GENETIC IMPROVEMENT OF FRUIT CROPS THROUGH FUNCTIONAL GENOMICS AND BREEDING
Location: Appalachian Fruit Research Laboratory: Innovative Fruit Production, Improvement and Protection
Title: Seed dehydration and the establishment of desiccation tolerance during seed maturation is altered in the Arabidopsis thaliana mutant atem6-1
| Manfre, Alicia |
| Lahatte, Gabrielle - CLEMSON UNIVERSITY |
| Climer, Cynthia - CLEMSON UNIVERSITY |
| Marcotte, JR., William - CLEMSON UNIVERSITY |
Submitted to: Plant And Cell Physiology
Publication Type: Peer Reviewed Journal
Publication Acceptance Date: November 27, 2008
Publication Date: December 10, 2008
Citation: Manfre, A.J., Lahatte, G.A., Climer, C.R., Marcotte, Jr., W.R. 2008. Seed dehydration and the establishment of desiccation tolerance during seed maturation is altered in the Arabidopsis thaliana mutant atem6-1. Plant And Cell Physiology. 50(2):243-253.
Interpretive Summary: At the end of seed development, there is a highly regulated period of dehydration leading to the near total loss of water. When this occurs, the sub-cellular components become more crowded which may result in cell death. Therefore, seeds have developed "desiccation tolerance", the ability to withstand very low water levels. This has been connected to the build-up of many protective compounds including proteins and sugars. Among these are the late embryogenesis abundant (LEA) proteins which accumulate (as the name suggests) late in embryo development at the same time that the seed becomes desiccation tolerant. Previous work with a LEA protein, ATEM6, showed that the loss of this protein caused early drying of seeds at the far end of the seed pod. Here, we show that rehydrated, mature seeds from mutant plants (without ATEM6) lose more water during air drying than normal seeds. This result links the ATEM6 protein to water binding and water loss during embryo maturation. This work is very important because it demonstrates that the ATEM6 protein protects seeds from the loss of water during development. Studies such as these are helping to uncover how plants lose water, and we are learning how to prevent drought stress in agriculturally important crops.

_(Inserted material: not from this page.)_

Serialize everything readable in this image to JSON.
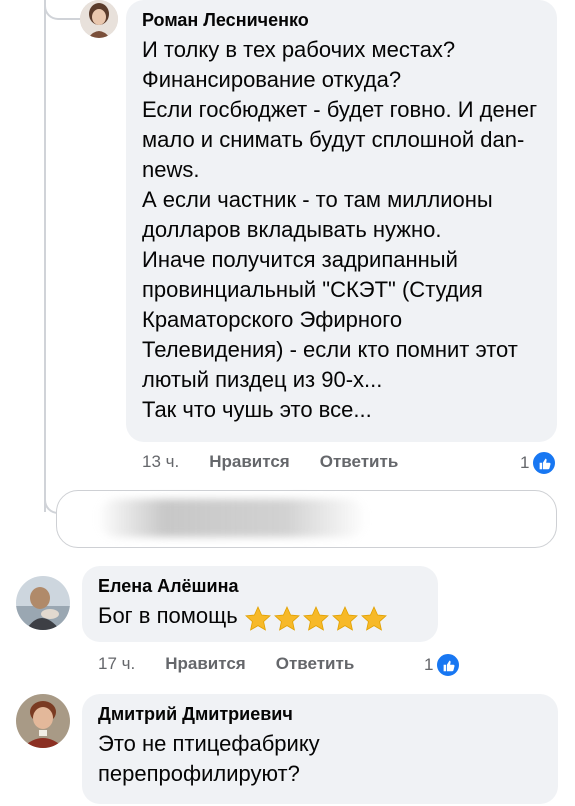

The end of orthodox seed development is typified by a developmentally regulated period of dehydration leading to the loss of bulk water from the entire structure. When dehydration occurs, the cytoplasm condenses and intracellular components become more crowded, providing an environment amenable to numerous undesirable interactions that can lead to protein aggregation, denaturation, and organelle-cell membrane fusion. Acquisition of desiccation tolerance or the ability to withstand these very low water potentials and consequent molecular crowding has been correlated with the accumulation of various protective compounds including proteins and sugars. Among these are the late embryogenesis abundant (LEA) proteins, a diverse class of highly abundant, heat-stable proteins that accumulate late in embryo maturation coincident with the acquisition of desiccation tolerance. Previous work led us to hypothesize that the protein ATEM6, one of the two Arabidopsis thaliana group 1 LEA proteins, is involved in regulating the rate at which water is lost from the maturing embryo; homozygous atem6-1 mutants display premature dehydration of seeds at the distal end of the silique. Here, we demonstrate that rehydrated, mature seeds from atem6-1 mutant plants lose more water during subsequent air drying than wild-type seeds consistent with a role for ATEM6 protein in water binding/loss during embryo maturation. In addition and possibly as a result of premature dehydration, mutant seeds along the entire length of the silique acquire desiccation tolerance earlier than their wild-type counterparts. We further demonstrate the precocious and perhaps elevated expression of the other A. thaliana group 1 LEA protein, ATEM1, that compensate for loss or ATEM6 expression. However, this observation could also be consistent with the acceleration of the entire normal maturation program in atem6-1 mutant embryos. Interestingly, ATEM6 protein does not appear to be required in mature seeds for viability or efficient germination.